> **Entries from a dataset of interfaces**

────────────────────

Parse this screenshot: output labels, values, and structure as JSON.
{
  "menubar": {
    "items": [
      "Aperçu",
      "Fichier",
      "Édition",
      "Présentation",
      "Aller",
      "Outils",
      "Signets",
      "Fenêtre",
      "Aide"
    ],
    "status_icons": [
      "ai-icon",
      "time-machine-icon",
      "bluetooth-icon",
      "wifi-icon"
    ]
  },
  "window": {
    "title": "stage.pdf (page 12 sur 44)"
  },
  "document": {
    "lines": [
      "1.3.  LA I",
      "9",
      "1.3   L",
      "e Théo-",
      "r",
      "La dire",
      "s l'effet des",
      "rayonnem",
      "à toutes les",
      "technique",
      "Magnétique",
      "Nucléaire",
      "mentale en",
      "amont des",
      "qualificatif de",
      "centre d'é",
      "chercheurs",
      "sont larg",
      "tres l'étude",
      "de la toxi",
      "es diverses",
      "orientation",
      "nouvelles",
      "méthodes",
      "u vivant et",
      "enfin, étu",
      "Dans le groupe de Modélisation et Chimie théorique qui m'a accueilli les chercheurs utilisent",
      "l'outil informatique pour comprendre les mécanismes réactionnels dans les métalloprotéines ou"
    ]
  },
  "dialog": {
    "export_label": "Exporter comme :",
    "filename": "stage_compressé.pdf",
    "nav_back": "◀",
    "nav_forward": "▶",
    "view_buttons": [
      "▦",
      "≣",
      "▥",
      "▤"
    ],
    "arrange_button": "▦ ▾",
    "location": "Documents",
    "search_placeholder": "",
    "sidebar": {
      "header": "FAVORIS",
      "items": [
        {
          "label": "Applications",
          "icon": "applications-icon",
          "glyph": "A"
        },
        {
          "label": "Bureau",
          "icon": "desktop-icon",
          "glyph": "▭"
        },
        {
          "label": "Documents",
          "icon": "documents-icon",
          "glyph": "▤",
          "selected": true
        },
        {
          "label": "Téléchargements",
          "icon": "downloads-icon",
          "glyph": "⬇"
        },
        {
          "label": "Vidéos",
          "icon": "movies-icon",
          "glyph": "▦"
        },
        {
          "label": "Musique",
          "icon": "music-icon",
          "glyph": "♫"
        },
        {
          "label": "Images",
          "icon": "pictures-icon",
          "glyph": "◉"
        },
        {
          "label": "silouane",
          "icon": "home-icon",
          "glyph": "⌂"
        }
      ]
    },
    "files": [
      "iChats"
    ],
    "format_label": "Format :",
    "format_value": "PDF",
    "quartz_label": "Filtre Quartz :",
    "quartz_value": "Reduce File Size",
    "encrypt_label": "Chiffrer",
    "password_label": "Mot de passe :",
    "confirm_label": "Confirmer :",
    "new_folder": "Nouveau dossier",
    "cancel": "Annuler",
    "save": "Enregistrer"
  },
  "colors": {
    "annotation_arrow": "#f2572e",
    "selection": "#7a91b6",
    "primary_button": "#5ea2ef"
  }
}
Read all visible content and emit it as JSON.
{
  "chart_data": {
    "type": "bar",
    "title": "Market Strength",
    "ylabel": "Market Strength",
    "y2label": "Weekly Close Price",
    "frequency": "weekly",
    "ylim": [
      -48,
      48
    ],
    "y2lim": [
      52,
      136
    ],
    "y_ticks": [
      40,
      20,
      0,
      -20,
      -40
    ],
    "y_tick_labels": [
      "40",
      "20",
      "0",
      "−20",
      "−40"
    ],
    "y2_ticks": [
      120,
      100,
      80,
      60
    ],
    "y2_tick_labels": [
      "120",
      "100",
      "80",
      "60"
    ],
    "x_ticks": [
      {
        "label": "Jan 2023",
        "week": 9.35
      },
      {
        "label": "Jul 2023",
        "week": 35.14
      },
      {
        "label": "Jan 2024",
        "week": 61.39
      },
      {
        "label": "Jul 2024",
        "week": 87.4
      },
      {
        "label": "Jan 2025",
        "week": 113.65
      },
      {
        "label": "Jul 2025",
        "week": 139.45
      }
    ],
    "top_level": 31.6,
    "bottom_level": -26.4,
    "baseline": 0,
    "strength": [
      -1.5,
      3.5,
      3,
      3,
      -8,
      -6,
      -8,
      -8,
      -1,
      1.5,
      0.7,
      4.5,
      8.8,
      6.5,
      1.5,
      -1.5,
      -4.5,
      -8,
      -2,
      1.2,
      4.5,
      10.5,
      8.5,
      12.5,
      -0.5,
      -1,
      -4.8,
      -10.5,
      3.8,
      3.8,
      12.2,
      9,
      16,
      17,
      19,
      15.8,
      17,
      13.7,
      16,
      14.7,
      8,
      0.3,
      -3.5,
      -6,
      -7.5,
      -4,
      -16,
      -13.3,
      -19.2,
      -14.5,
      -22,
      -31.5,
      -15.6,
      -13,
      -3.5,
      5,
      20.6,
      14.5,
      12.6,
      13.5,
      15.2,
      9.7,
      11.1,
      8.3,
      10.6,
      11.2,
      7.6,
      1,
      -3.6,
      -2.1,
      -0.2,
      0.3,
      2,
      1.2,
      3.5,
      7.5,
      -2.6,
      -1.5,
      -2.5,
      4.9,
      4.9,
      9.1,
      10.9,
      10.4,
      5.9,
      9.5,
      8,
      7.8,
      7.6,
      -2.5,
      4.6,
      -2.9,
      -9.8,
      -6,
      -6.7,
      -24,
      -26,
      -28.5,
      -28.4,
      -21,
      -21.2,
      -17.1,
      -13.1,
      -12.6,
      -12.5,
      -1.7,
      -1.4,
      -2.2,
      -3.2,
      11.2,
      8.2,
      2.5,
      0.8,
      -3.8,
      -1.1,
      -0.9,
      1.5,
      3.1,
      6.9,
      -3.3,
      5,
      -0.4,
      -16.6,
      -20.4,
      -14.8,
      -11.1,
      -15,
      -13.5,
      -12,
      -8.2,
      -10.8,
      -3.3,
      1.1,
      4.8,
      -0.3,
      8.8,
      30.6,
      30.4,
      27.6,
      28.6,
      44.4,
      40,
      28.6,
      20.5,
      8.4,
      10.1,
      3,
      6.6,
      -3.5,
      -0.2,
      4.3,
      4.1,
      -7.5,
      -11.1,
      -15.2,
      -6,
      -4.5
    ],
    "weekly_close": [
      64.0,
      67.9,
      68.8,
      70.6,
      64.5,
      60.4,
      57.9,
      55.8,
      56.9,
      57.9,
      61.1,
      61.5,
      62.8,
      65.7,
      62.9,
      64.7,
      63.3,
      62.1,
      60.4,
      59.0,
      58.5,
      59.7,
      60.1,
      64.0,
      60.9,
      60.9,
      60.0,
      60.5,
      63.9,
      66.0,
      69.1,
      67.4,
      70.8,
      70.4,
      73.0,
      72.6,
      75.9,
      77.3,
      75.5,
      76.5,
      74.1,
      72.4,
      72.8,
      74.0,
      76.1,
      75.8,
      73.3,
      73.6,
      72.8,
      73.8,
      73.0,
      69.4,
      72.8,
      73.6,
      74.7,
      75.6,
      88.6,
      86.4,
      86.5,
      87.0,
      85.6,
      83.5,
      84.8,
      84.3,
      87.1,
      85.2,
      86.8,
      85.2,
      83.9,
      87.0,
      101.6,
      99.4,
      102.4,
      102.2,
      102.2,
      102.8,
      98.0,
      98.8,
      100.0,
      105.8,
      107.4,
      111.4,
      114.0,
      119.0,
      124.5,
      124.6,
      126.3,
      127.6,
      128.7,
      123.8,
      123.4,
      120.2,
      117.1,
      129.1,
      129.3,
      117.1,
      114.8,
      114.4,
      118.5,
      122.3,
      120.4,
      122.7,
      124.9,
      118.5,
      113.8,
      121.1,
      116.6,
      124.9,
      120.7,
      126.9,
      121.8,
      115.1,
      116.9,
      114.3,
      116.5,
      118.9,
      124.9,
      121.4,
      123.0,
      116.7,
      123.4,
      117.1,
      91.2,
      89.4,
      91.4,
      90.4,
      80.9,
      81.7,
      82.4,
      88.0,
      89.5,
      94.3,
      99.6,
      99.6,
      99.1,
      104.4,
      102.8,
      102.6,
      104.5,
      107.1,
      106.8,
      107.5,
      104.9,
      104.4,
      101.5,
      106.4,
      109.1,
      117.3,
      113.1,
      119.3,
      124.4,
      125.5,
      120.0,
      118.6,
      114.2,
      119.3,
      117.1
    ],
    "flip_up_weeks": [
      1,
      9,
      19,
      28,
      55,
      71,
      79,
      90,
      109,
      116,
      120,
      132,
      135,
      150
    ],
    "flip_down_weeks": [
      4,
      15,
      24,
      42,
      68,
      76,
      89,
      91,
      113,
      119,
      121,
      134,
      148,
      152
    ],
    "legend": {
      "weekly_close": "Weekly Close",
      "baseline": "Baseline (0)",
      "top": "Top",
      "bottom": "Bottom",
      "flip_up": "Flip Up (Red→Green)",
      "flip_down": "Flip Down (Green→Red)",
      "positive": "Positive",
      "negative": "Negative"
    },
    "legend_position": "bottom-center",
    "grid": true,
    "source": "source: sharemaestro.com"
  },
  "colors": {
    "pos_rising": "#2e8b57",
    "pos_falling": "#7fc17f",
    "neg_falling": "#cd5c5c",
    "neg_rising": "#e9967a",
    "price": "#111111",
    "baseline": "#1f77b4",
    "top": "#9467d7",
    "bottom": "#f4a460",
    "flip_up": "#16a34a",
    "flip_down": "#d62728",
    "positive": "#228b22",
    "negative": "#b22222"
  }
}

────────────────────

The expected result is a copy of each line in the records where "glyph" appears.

> **Response for this exercise**
          "glyph": "A"
          "glyph": "▭"
          "glyph": "▤",
          "glyph": "⬇"
          "glyph": "▦"
          "glyph": "♫"
          "glyph": "◉"
          "glyph": "⌂"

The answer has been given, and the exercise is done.